Analysis of a mouse model of Down syndrome that shows many disease-associated effects

X-rays of wild-type (left) and Down syndrome model (right) mice, showing craniofacial differences

By MRC Harwell

15th September 2021 · 3 min read

Comprehensive phenotypic analysis of a mouse model that replicates the majority of the gene dosage increase in Down syndrome

Down syndrome is a complex condition affecting many tissues throughout the body and is the most common genetic cause of intellectual disability, Alzheimer’s disease, and heart defects. However, there are no effective treatments for most of the characteristics of Down syndrome and the disease is poorly understood. Researchers at MRC Harwell have now co-led a large collaboration to provide the first comprehensive analysis of a mouse model of Down syndrome, published in Disease Models & Mechanisms, that reveals a broad range of disease-associated effects.

Down syndrome is also known as trisomy 21 as it is caused by having a third copy of chromosome 21, and therefore increased dosage of the approximately 230 genes found on the chromosome. With so many genes affected, it shouldn’t be surprising that the disease causes so many problems across the body, including learning and memory impairment, craniofacial alterations, congenital heart defects, leukaemia, diabetes, and impaired hearing and vision. Unfortunately, for most characteristics of the disease, connections between increased dosage of specific genes and their effects have not yet been made.

Mice are genetically very similar to humans, so provide very useful disease models, but the organisation of their genes across their chromosomes do not match up entirely. The largest region similar to human chromosome 21 is found on mouse chromosome 16. For this study, the team used a mouse model, called Dp1Tyb, that has an extra copy of this entire region. This is an extra copy of 148 genes, which accounts for 63% of the mouse versions of genes found on chromosome 21 in humans. This replicates the majority of the gene dosage increase in Down syndrome, so should make it an appropriate model of the disease. Until now, there had been no thorough investigation into the number of disease characteristics found in these mice.

To do this, the team, led by Heather Cater, a Phenotyping Manager at MRC Harwell, and Eva Lana-Elola at the Francis Crick Institute, followed International Mouse Phenotyping Consortium (IMPC) pipelines to measure 1800 parameters. These included broad physiological analysis, measurement of cardiac function in older mice, and investigation of cognitive and behavioural changes. Among these 1800 parameters measured, they found 468 differences in comparisons between healthy wild-type mice and the Down syndrome model mice.

The Dp1Tyb mice exhibit wide-ranging Down syndrome-like phenotypes, including craniofacial changes, altered cardiac function, a pre-diabetic state, and deficits in memory, locomotion, hearing and sleep. This shows that these mice could provide a very useful model for investigating the complex relationship between genetic changes and the observed characteristics of Down syndrome.

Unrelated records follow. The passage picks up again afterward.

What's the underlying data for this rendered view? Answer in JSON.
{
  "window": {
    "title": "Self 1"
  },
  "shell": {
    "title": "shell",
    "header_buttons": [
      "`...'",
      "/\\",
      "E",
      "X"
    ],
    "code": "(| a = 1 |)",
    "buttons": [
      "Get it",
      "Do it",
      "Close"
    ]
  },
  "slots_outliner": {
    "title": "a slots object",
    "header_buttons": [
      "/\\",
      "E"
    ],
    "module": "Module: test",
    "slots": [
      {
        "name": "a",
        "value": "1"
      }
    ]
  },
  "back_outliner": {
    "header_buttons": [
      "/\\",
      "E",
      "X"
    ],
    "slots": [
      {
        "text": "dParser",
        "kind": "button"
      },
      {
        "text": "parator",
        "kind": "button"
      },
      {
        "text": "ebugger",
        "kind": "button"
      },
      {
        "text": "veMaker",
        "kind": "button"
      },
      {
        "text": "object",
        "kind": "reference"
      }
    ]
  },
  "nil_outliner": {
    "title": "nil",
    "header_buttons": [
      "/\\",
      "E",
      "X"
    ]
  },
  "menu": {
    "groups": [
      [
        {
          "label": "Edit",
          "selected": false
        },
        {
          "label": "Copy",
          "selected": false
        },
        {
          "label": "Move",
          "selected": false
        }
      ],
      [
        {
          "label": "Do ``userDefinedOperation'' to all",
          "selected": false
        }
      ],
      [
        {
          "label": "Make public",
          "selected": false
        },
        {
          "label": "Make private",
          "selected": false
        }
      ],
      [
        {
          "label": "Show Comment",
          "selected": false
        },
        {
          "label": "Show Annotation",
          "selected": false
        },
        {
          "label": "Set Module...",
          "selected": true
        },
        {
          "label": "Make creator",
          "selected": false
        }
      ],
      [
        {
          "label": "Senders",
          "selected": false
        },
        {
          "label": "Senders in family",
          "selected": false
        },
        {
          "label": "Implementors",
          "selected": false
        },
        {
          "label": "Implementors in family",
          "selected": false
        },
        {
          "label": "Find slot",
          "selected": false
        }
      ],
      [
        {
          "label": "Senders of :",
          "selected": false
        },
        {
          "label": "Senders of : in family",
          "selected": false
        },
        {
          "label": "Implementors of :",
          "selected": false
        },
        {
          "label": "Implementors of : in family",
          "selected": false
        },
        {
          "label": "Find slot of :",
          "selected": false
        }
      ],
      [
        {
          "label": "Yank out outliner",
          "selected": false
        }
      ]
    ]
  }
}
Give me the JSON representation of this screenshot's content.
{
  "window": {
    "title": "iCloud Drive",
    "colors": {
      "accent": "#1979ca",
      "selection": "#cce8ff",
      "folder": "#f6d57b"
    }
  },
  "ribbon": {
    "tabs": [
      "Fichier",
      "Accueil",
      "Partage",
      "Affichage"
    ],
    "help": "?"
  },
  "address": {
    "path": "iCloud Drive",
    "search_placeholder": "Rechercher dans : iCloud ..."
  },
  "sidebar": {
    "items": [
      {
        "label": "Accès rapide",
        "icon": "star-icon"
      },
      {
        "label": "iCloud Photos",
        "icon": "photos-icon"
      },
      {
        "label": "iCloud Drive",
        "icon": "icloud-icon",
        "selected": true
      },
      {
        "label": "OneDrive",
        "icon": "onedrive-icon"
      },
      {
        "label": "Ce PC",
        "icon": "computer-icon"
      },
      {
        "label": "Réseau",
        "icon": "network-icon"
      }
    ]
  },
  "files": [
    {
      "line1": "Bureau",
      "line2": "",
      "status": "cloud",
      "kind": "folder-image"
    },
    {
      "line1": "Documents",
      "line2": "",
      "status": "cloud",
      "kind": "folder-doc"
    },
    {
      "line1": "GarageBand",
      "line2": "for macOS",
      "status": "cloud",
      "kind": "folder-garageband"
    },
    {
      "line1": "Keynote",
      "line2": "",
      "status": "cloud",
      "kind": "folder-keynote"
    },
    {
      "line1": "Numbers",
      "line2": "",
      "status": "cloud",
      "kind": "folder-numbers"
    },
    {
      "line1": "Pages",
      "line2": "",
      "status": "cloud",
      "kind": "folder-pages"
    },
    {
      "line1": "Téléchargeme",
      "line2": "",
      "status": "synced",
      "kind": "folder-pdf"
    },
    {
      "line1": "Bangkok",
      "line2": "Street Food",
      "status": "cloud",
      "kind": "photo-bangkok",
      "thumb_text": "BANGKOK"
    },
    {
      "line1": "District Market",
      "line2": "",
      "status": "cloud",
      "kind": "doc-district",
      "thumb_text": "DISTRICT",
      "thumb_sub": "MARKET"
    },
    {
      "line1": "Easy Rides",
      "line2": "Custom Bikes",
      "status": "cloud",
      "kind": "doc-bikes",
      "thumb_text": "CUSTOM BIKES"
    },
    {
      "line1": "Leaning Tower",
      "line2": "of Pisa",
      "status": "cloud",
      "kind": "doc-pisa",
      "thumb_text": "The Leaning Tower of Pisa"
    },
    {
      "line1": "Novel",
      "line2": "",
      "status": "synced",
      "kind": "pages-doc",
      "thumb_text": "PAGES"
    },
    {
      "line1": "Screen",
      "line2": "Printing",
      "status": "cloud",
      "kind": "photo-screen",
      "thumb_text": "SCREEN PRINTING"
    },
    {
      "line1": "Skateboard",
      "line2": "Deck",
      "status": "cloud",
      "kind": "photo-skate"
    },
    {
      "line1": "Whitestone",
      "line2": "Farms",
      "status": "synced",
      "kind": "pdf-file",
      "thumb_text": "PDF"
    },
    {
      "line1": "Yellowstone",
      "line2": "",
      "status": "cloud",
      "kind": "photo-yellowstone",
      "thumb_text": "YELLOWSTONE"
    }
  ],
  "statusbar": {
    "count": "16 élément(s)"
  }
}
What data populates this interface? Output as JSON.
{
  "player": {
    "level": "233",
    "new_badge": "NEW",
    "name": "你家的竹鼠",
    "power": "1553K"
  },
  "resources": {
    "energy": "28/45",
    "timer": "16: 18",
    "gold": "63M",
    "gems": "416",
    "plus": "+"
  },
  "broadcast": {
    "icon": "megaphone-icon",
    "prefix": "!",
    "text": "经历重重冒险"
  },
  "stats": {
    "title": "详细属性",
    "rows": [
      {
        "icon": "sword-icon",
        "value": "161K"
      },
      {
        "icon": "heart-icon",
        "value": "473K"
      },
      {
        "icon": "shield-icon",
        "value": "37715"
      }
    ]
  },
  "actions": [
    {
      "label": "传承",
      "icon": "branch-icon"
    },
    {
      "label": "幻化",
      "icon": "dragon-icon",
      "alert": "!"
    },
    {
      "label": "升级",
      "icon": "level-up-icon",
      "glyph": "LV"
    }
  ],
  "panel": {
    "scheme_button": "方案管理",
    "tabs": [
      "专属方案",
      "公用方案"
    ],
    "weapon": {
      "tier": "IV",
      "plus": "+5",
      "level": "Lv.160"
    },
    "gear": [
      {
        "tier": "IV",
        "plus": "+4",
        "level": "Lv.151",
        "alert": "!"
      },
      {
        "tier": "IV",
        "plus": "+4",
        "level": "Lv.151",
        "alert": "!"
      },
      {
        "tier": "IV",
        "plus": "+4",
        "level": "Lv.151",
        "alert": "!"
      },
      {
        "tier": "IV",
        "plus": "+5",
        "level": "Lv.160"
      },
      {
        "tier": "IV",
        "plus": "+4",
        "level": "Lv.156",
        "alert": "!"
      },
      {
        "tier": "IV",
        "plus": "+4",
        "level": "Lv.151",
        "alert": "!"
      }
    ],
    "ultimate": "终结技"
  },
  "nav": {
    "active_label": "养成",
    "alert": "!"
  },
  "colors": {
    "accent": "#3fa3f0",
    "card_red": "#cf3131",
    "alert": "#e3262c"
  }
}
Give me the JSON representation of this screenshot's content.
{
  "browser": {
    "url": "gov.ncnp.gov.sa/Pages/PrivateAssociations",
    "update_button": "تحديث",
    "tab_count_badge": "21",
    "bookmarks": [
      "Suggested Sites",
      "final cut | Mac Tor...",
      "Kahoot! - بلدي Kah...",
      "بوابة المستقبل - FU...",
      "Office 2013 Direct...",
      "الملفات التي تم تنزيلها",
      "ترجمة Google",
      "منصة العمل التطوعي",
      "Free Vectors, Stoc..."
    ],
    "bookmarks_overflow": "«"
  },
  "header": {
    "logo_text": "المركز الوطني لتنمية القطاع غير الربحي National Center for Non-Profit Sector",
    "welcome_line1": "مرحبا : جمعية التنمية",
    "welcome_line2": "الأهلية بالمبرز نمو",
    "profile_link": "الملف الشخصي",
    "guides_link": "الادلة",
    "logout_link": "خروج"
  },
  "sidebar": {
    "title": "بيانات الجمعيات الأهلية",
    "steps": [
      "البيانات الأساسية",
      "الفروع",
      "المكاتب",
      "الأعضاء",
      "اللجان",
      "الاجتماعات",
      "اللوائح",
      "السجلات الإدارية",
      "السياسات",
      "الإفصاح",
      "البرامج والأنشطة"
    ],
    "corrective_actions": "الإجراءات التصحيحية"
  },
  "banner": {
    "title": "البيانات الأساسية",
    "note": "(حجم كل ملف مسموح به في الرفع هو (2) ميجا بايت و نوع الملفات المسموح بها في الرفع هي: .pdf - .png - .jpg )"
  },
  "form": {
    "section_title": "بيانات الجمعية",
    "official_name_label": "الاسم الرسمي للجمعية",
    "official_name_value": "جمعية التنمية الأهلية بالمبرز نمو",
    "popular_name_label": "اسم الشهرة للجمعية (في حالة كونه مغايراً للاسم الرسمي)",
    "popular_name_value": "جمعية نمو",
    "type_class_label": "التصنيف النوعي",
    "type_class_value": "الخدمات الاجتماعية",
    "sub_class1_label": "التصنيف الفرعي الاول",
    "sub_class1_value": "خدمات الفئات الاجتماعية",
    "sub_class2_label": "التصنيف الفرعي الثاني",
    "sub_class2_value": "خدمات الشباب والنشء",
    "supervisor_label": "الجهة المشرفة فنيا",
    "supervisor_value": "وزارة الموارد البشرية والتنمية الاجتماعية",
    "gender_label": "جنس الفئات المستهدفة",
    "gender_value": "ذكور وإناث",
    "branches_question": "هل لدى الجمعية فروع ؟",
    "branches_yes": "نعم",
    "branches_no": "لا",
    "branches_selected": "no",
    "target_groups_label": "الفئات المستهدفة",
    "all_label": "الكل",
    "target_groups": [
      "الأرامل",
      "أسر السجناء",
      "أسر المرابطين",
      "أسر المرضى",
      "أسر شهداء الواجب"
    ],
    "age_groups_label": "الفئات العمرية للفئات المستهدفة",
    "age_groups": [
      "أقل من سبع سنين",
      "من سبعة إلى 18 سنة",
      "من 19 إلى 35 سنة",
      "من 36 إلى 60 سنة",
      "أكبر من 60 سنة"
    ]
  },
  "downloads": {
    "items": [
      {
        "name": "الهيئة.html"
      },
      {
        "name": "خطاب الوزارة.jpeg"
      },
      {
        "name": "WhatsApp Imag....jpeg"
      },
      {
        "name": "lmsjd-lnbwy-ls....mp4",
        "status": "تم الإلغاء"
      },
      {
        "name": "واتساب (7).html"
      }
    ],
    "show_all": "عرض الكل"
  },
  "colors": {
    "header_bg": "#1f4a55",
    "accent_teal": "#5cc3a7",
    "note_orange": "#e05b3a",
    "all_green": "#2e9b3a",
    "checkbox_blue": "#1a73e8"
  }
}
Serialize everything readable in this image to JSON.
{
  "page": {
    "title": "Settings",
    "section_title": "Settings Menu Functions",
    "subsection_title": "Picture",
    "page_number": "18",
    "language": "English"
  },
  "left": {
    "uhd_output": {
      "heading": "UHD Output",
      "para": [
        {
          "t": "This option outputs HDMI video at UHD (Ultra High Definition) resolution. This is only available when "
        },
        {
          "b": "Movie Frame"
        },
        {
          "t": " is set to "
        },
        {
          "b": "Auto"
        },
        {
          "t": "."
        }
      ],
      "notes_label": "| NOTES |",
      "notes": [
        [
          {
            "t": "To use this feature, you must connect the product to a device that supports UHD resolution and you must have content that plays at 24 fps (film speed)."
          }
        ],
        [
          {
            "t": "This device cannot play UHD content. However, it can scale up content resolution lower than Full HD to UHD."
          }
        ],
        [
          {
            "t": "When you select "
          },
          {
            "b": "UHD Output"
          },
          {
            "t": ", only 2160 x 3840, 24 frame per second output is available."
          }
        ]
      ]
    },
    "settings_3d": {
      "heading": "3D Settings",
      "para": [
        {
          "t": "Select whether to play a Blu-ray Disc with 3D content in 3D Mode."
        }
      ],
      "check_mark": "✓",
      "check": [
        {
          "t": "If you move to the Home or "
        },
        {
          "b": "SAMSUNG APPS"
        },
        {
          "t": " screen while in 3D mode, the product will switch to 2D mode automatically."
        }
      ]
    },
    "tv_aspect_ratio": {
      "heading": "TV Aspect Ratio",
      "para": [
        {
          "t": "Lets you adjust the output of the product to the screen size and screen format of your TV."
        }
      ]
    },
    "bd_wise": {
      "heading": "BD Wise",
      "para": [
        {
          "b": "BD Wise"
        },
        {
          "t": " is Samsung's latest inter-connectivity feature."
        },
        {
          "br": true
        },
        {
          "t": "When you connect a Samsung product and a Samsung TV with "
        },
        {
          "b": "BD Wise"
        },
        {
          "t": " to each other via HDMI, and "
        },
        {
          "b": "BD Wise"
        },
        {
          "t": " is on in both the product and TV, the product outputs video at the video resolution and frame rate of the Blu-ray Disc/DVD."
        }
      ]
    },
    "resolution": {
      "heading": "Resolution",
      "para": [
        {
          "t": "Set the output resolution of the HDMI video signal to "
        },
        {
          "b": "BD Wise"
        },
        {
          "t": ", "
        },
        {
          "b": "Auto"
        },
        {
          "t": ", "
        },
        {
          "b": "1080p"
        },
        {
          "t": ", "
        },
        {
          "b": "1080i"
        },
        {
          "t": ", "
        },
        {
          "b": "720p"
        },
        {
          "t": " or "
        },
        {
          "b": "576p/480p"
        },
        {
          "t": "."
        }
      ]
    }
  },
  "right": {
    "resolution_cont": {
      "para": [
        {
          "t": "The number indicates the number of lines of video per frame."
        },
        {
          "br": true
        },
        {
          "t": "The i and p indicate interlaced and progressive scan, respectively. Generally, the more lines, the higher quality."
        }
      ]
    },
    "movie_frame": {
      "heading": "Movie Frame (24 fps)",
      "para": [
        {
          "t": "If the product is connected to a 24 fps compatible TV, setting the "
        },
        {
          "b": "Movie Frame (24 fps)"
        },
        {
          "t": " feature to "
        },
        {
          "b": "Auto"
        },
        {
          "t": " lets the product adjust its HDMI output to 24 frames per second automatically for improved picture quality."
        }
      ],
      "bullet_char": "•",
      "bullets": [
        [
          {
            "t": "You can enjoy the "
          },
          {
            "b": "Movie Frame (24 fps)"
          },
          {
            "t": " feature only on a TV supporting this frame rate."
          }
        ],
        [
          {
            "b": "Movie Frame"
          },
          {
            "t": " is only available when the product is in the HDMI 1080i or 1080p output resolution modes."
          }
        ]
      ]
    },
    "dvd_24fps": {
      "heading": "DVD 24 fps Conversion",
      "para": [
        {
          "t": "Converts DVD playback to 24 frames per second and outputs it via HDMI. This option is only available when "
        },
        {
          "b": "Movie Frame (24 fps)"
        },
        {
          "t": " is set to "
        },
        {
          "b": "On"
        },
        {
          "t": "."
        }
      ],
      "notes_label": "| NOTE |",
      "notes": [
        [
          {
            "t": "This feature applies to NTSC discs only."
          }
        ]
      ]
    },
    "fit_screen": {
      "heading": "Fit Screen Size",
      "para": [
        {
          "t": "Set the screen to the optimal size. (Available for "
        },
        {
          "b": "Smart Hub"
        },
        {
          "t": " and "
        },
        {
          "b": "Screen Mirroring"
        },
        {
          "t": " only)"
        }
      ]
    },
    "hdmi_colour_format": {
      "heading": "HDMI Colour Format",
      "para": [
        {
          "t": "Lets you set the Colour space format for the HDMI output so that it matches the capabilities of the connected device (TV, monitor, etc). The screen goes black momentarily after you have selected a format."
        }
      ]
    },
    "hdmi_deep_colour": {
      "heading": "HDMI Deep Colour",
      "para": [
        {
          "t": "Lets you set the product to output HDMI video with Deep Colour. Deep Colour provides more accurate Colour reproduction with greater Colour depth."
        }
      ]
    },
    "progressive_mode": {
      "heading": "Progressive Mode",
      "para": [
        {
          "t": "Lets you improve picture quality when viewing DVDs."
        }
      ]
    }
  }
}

Although it has been known that Down syndrome is caused by trisomy 21 for roughly 60 years, a lack of understanding of how an extra copy of chromosome 21 leads to the wide range of symptoms has hindered development of effective treatments. Mouse models that replicate the features of the disease will be of great use in mapping which genes relate to different phenotypes, so that it might be possible to understand the genetic mechanisms that lead to disease, thereby allowing development of new treatments.

This work was funded by UKRI MRC, Wellcome Trust, Cancer Research UK, the European Commission, and the National Human Genome Research Institute of the National Institutes of Health.

The paper was selected to be highlighted with an Editor’s Choice article, “Exploring the genes of chromosome 21 in a Down syndrome mouse model” in the October 2021 Edition of Disease Models & Mechanisms.

Lana-Elola E, Cater H, Watson-Scales S, Greenaway S, Müller-Winkler J, Gibbins D, Nemes M, Slender A, Hough T, Keskivali-Bond P, Scudamore CL, Herbert E, Banks GT, Mobbs H, Canonica T, Tosh J, Noy S, Llorian M, Nolan PM, Griffin JL, Good M, Simon M, Mallon AM, Wells S, Fisher EMC, Tybulewicz VLJ. Comprehensive phenotypic analysis of the Dp1Tyb mouse strain reveals a broad range of down syndrome-related phenotypes. Dis Model Mech. 2021 Sep 3:dmm.049157. doi: 10.1242/dmm.049157. doi: https://doi.org/10.1242/dmm.049157